I don’t really hire freelancers, but I do have experience with “partnerships”, and my advice would be to only get involved deep with people you trust. Not always easy when you don’t really know the person to begin with, but you could task them with some very small jobs to start and then see how they deliver. Then once you’re confident you’ve found the right person, you can feel confident handing them something much bigger.
^ +1 Hogash,
Although Envato made some progress with helping buyers learn about support expectations via the new “Support” tab, they didn’t take it far enough in my opinion. You know that little confirmation alert that says “You are about to purchase xyz, do you want to continue?”. There should have been another alert for non-supported items that says “Support is not included with this item. Would you still like to purchase?”.
And there could be a warning for supported items as well: “Support is included with your item.

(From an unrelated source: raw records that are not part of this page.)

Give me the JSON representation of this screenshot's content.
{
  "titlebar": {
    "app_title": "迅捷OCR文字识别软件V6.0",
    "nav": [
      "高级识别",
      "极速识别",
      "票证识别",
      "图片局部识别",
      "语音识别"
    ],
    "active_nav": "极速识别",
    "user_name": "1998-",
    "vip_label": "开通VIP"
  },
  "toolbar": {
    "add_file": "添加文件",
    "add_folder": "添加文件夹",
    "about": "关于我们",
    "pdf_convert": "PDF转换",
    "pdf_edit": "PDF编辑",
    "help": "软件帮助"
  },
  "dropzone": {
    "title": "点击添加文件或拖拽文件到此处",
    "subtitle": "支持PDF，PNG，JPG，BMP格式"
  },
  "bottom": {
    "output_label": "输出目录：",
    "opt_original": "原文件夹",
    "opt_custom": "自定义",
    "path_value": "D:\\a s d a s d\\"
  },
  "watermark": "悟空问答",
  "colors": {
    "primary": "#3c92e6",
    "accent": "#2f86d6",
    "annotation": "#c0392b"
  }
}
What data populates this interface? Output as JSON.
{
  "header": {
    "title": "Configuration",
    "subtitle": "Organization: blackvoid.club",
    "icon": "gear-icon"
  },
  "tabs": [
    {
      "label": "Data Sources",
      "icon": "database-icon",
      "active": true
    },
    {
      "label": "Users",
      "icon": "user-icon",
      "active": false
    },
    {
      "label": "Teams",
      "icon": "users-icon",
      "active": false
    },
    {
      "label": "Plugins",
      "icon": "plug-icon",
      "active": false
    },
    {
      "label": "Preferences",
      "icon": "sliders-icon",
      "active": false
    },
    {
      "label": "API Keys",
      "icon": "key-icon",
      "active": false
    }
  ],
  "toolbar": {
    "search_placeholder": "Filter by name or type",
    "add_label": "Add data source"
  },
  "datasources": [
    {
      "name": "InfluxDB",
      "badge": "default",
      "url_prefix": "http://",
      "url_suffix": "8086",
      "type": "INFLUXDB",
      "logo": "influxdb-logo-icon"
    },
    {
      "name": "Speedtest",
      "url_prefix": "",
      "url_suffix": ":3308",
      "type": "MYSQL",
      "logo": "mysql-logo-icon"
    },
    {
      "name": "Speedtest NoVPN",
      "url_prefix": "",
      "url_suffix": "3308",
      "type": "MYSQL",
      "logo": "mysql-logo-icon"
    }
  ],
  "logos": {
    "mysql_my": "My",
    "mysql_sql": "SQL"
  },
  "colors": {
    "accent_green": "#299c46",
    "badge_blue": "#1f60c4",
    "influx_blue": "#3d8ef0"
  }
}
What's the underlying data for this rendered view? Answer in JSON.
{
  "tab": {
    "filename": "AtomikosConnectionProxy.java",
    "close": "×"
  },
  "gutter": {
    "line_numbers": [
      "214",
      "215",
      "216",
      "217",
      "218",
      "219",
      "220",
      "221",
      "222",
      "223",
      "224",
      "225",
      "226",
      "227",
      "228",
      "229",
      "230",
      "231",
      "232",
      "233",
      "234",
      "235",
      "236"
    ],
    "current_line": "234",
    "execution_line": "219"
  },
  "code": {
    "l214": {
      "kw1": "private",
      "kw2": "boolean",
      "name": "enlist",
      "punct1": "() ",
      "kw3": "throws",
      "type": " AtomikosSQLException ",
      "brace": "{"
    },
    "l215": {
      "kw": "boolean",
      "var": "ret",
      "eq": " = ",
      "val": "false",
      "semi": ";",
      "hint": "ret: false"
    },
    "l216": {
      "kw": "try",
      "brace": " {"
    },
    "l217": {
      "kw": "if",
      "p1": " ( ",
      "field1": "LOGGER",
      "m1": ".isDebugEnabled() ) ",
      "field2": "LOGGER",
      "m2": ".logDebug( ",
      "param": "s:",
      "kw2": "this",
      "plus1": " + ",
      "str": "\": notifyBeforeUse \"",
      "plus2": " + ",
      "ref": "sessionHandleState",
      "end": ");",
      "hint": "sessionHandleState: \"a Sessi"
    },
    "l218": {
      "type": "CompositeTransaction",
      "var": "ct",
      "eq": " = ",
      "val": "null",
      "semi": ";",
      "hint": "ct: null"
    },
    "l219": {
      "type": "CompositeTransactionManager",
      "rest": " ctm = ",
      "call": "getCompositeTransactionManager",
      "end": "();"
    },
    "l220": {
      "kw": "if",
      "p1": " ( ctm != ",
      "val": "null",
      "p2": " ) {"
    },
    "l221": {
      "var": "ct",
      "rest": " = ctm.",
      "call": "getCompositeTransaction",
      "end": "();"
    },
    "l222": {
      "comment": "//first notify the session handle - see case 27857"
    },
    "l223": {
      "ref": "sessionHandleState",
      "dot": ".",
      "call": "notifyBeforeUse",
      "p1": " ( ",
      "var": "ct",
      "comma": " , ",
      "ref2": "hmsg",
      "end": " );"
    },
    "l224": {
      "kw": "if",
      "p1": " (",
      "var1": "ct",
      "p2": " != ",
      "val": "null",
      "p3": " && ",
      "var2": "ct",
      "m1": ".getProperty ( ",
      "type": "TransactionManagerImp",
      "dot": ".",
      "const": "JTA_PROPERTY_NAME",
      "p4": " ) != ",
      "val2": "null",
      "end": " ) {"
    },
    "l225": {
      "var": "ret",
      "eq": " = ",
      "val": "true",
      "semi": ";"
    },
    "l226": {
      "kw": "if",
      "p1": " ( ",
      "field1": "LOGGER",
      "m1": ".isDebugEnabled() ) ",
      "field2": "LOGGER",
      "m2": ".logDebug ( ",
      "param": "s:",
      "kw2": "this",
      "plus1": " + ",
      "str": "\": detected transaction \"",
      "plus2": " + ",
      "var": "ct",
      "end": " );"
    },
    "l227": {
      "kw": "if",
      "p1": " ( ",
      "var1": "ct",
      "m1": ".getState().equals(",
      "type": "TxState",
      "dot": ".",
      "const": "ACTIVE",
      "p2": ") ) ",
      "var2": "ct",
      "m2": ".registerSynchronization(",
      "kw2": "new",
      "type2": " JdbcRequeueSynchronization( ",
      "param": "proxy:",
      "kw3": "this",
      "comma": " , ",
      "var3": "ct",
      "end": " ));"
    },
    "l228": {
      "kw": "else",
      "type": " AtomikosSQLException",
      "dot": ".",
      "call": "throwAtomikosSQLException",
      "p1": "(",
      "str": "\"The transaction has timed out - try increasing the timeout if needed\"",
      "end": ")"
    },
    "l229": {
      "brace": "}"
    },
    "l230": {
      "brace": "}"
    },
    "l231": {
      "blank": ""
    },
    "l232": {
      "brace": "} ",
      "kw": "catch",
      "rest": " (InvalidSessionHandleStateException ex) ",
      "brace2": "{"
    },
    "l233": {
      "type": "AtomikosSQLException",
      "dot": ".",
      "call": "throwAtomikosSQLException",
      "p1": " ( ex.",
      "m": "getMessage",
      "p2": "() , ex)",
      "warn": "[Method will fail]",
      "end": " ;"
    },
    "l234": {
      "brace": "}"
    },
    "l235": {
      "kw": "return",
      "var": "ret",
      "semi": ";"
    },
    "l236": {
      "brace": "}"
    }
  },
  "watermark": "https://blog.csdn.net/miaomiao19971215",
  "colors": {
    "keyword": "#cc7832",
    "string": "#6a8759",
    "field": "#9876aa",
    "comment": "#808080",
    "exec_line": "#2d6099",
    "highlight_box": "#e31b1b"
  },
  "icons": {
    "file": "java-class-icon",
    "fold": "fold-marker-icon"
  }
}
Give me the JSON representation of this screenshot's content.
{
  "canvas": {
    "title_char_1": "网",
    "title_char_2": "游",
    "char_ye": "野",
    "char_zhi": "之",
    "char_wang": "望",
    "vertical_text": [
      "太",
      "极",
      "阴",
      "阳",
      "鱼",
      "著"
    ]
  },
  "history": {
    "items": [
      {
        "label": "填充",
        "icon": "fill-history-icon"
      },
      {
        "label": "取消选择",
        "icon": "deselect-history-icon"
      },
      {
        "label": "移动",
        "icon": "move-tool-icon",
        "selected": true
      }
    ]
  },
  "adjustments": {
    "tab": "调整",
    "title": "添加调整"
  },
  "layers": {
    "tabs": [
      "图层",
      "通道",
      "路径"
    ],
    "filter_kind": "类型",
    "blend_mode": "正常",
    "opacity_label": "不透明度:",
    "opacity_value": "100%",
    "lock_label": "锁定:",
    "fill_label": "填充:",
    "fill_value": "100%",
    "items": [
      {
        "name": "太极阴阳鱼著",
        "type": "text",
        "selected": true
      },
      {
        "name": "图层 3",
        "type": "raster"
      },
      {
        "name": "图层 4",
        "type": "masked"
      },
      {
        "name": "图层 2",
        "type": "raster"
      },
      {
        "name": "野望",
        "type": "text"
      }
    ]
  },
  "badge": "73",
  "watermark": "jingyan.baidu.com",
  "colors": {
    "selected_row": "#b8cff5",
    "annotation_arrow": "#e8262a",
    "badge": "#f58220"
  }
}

Click here to learn more about the support this author offers” (with link to item’s “Support” tab).
But let’s face it, making it this simple is bad for business, as it would cut down on impulse buys.
Fabio’s “multiple tickets get answered last” system is a brilliant system, as it gives everyone a chance to have their questions answered, while also preventing the bad apples from monopolizing support. But unfortunately, this system wouldn’t work under the new “72 hour” support policy.
Here’s a breakdown of the typical support question:
1) Basic, reasonable “how to” questions – 20%
2) Hold my hand questions (aka “do it for me”) – 40%
3) Reported bug (aka “please personally research how I botched the implementation”)
And here’s how they apply to the new support system:
1 – Now required with new support
2 – Can be rejected as it’s considered custom work
3 – Once the botched implementation is verified (95% of all cases), can also be considered custom work and therefore rejected.
So in the end, creating a mandatory system that only covers #1 above, and technically excludes #’s 2 and 3, the amount of actual progress made is minimal.
So much amazing talent here! “Hard Reject Monster” my favorite so far. I always wondered what that reviewer looked like
Support for this item is offered here:http://codecanyon.net/item/thumbnail-gallery-wordpress-plugin/294024/support